◆ **WHAT YOU ARE ASKED TO DO**
Copy out each line of the entries where the word "iUgseTdnE" is present.

----------------

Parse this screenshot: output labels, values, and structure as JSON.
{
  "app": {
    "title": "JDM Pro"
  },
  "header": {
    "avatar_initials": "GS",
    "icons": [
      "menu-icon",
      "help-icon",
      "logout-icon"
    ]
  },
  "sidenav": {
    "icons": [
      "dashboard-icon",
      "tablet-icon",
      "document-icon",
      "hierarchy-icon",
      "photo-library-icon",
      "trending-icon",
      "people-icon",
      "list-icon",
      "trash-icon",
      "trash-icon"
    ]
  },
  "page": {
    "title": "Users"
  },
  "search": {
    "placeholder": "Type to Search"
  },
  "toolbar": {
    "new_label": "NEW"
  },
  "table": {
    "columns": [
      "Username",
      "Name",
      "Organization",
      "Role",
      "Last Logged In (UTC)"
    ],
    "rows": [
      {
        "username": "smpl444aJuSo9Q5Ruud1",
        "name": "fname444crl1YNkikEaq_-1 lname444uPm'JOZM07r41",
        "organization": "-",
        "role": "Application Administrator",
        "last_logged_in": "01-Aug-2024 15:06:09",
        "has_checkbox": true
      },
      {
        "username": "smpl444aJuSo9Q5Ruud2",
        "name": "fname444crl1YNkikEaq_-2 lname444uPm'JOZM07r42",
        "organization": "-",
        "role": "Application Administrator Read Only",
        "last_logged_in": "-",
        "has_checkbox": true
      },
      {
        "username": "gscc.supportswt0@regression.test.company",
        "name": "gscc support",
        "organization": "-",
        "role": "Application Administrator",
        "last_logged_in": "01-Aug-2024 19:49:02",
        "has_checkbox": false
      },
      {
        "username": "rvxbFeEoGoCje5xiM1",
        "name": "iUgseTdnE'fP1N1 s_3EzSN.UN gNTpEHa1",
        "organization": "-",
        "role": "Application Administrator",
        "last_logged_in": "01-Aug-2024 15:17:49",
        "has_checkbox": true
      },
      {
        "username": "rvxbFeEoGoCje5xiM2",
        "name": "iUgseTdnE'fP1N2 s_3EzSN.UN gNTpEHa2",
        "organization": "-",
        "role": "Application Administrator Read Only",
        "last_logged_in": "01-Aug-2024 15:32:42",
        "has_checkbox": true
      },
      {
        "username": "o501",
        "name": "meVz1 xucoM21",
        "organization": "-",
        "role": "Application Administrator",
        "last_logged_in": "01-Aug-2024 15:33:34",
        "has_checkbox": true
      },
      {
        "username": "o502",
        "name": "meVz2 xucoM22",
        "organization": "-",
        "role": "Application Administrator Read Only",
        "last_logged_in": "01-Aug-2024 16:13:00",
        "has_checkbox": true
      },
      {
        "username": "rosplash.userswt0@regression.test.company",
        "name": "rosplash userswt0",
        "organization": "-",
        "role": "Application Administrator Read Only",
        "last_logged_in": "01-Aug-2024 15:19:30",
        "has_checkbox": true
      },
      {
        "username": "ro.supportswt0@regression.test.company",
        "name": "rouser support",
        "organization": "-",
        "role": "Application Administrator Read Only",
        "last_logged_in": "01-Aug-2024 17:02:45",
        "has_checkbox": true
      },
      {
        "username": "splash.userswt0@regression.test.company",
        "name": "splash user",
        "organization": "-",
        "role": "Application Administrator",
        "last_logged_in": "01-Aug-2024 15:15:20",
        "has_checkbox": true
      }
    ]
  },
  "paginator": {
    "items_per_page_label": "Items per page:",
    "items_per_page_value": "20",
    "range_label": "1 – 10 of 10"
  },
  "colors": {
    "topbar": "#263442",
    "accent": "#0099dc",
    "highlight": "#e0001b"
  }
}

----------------

◆ **ANSWER SECTION**
        "name": "iUgseTdnE'fP1N1 s_3EzSN.UN gNTpEHa1",
        "name": "iUgseTdnE'fP1N2 s_3EzSN.UN gNTpEHa2",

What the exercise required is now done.